Police in Edinburgh have accused a "hard core" of determined activists of being "irresponsible" and putting people's safety at risk.
Police and protesters face each other on Princes Street
Anti-G8 protesters fought violent battles with police in the centre of the city, which was brought to a standstill for six hours.
About 90 people were arrested including what police called "key" anarchist suspects from across Europe.
More than 20 protesters and police officers were injured.
The protesters accused police of antagonising the crowd.
At least four police officers were taken to hospital after clashes with demonstrators.
Uneasy stand-offs between police and protesters continued late into the evening.
Lothian and Borders Assistant Chief Constable Tom Halpin said a small group had been determined to cause "as much disruption as possible".
He said: "They are clearly organised and coordinated. We have recovered maps, radios, and mobile telephones.
"Weapons including stones, staves and other light missiles which have been thrown at police officers. There is evidence of weapons being brought into the city, into the city centre by protesters, despite their apparent outward display of good humour."
The demonstration had been billed as the Carnival For Full Enjoyment.
The demonstrators appeared to want to focus on the west end of Edinburgh, which is the city's financial area.
At 1245 BST, the main body of protesters was hemmed in at Canning Street, with no access into side streets.
More protesters tried to join the march at the Shandwick Place end and were pushed back. One managed to climb halfway up a building with a black flag.
There was a report that a group had entered the Caledonian Exchange building, which houses some offices of the financial services company Standard Life. The company said they did not get into their premises.
A further stand-off took place on Princes Street itself, where dozens of police vans containing riot police were stationed.
Police in full riot gear then set up lines, including a 40-strong wall of officers outside the National Galleries of Scotland.
Eyewitness Michael Findlay, 27, said he saw about 30 protesters picking up wheeled supermarket cages and throwing them at two rows of police in full riot gear in Rose Street.
The police line stood firm while behind them about 15 to 20 mounted police looked on.
The Edinburgh resident said bottles were also thrown and the situation appeared volatile.
He said: "The protesters definitely started it, they started throwing things at police."
More than 1,000 police officers were on duty.

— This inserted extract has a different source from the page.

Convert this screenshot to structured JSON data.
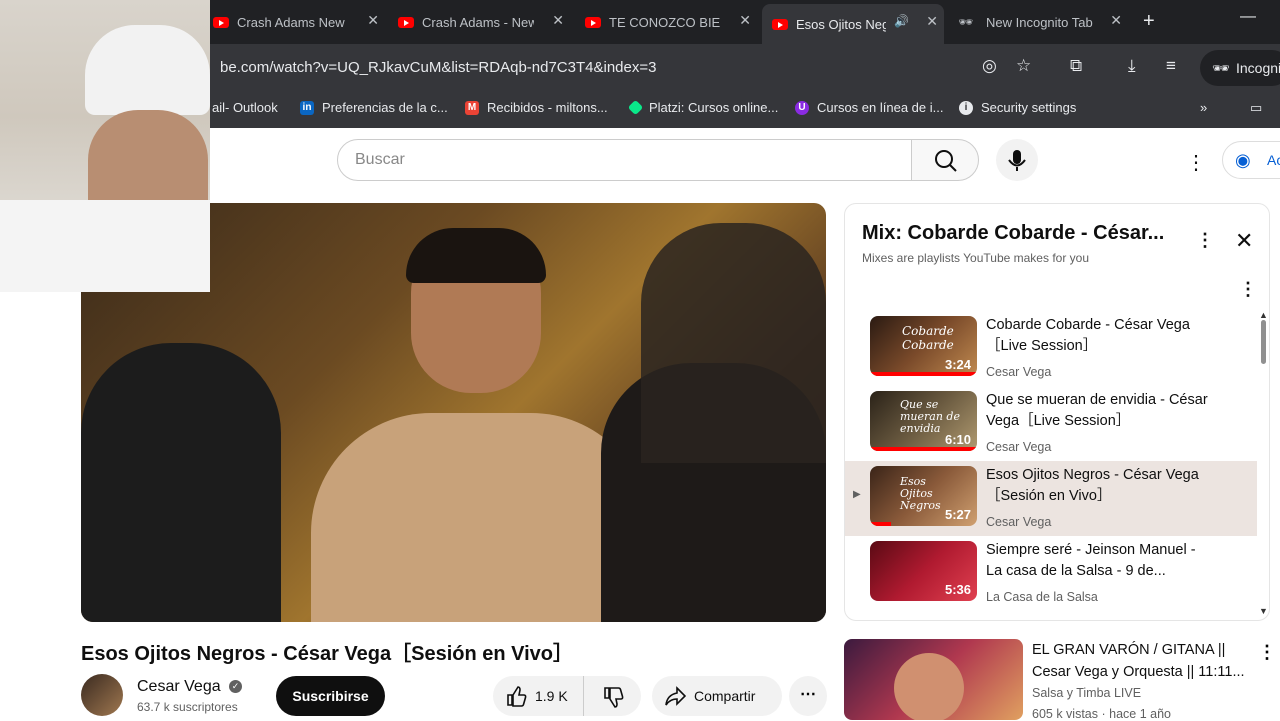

Assistant Chief Constable Halpin called police action during the day "robust and proportionate".
He said: "The so-called carnival has been staged without discussion and clearly those involved are determined to cause as much disruption as possible.
"We have always said that we wanted to assist those who wish to make peaceful protest, but in our view it is clear this was never on this group's agenda.
"This is not about protest. This is unacceptable and irresponsible behaviour".
Scottish Justice Minister Cathy Jamieson said that some areas of Edinburgh City centre had faced significant disruption.
Ms Jamieson said: "It is sad and disappointing that a hard core of protesters are more interested in protest for protest's sake and not in joining the rest of the country in focussing on the real issues of poverty and climate change."
Two Green members of the Scottish Parliament who got caught up in the protest criticised the police for antagonising the crowd.
Mark Ballard and Shiona Baird found themselves surrounded on three sides by police in Hanover Street shortly before 1800 BST.
Mr Ballard said: "Police were rushing into the crowd and antagonising them. It was the most surreal and bizarre policing I have ever seen.
"Police seemed to be inflaming the situation by letting innocent bystanders wander into the areas of trouble, then not let them exit."
The MSPs had returned from a mass blockade at the Faslane naval base in Argyll and Bute.
The MoD site is home to the UK's Trident nuclear submarine fleet and has been the focus of protests for many years.
Ms Baird said: "I was astonished that we almost stumbled into this disturbance - and even more shocked to discover that police would not let us leave the volatile areas.
"Faslane today was a textbook peaceful protest and to come across this in Edinburgh was very disappointing."
City taxi driver George Kennedy, 34, of Fairmilehead, said he was terrorised by eight masked men as he dropped an elderly passenger off in Marchmont Road at about 1300 BST.
"They just came out of nowhere and surrounded the cab," he said.
"They were wearing black and had their faces covered. They started shaking the taxi and trying to tip it over, I was angry but also really frightened."
Mr Kennedy said the group were shouting in French or German and shouting English swear words.
He added: "It went on for a few minutes. Luckily about eight police riot vans happened to be coming along the road, they ran off but the police managed to get hold of them."